After serving on a navy destroyer in the South Pacific during World War II, Haines studied at American University and the National Art School, both in Washington, and the Hans Hoffmann School of Fine Art in New York City and Provincetown, Massachusetts.
In 1947, Haines left Washington and eventually homesteaded acreage along the Richardson Highway approximately 68 miles southeast of Fairbanks, Alaska. It was here that he spent much of the next four decades running his trap lines and living off the land while trying to realize his artistic talents. It was here that he moved from the visual to the literary arts, and his experiences in the Alaskan wilderness were the inspiration for his early poetry collections - Winter News (1966) and The Stone Harp (1971), the essay collection Living Off the Country (1981), and the memoir The Stars, the Snow, the Fire (1989).

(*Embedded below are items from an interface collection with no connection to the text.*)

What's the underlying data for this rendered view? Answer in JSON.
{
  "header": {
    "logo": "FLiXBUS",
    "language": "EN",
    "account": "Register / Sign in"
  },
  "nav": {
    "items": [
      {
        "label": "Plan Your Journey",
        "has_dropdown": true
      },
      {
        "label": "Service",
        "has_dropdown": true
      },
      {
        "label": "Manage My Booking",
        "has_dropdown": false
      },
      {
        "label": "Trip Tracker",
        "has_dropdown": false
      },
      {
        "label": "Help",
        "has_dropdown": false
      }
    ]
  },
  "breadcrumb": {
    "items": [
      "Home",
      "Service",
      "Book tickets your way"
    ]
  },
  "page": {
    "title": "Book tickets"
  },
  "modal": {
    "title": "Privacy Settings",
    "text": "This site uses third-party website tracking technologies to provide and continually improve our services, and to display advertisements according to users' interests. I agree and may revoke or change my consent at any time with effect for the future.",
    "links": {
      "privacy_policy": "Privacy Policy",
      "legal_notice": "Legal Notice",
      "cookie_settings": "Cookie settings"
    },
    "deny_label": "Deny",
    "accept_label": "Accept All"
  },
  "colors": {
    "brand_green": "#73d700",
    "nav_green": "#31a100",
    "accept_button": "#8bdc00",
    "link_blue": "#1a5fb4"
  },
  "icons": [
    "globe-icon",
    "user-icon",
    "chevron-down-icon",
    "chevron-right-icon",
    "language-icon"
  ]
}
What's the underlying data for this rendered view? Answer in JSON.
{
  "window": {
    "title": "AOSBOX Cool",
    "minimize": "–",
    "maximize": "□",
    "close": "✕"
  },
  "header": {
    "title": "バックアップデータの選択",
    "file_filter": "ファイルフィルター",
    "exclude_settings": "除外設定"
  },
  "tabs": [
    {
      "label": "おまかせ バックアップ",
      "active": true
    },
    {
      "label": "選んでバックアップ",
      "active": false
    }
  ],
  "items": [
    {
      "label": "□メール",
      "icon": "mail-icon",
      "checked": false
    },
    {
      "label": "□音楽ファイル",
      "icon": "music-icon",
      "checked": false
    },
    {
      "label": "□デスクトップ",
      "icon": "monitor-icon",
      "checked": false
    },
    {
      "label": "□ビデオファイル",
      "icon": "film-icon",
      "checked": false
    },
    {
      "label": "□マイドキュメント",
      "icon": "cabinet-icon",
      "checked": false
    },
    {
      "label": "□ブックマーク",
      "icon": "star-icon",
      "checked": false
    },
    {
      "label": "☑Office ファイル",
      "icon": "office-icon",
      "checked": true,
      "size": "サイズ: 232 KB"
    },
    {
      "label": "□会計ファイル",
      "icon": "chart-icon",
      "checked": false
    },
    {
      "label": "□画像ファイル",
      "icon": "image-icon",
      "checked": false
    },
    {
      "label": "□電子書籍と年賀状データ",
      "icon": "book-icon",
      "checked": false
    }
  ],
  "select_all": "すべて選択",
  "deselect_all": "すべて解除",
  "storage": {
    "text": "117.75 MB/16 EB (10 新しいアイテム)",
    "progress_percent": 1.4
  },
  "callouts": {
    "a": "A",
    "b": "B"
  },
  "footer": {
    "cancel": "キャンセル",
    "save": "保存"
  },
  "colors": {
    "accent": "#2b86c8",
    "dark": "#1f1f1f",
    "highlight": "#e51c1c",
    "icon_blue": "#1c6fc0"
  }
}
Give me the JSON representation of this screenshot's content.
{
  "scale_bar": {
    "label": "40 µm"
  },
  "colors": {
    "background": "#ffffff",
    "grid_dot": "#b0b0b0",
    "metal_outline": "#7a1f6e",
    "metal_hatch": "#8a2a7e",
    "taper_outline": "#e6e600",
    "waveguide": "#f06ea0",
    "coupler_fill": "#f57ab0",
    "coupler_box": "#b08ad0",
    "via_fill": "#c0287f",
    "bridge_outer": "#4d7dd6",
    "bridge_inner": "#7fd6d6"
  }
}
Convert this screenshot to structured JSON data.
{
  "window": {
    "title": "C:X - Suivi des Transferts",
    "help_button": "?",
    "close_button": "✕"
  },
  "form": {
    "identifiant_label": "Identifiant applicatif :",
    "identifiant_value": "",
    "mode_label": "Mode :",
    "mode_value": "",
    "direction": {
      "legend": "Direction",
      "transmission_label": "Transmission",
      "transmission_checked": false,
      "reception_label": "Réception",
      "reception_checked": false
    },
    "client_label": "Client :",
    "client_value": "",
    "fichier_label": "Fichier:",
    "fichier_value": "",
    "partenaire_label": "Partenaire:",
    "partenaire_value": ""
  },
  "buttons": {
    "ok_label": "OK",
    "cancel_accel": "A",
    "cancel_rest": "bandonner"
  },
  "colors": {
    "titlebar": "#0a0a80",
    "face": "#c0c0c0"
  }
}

Haines came back to Washington in 1991-92 as Jenny McKean Moore Writer-in-Residence at the George Washington University, and visited Washington frequently during the last two decades of his life. He also taught at several other colleges and universities; his last academic appointment was as an instructor in the Honors Program at the University of Alaska-Fairbanks.
His later books included New Poems 1980-88 (1990), The Owl in the Mask of the Dreamer (1993), Where the Twilight Never Ends (1994), Fables and Distances (1996), A Guide to the Four-Chambered Heart (1997), For the Century’s End: Poems 1990-1999 (2001), and Descent (2010).
Haines was honored for his writing, receiving the Lenore Marshall Poetry Prize, the Western States Book Award, two Guggenheim Fellowships, a National Endowment for the Arts Fellowship, a Bellagio Fellowship, a Lifetime Achievement Award from the Library of Congress, and the Alaska Governor’s Award for Excellence in the Arts, among others. He was also named a fellow of the Academy of American Poets in 1997.
I met John as a Jenny McKean Moore fellow at George Washington University in 1991 and we remained good friends during the final two decades of his life. He was a guest in my home during his visits to Washington, and I look back with particular fondness on the days he and I spent together in Big Sky, Montana in the autumn of 2004 following the release of A Gradual Twilight: An Appreciation of John Haines which I edited and which was published by CavanKerry Press.
So Happy Birthday, John! I miss you.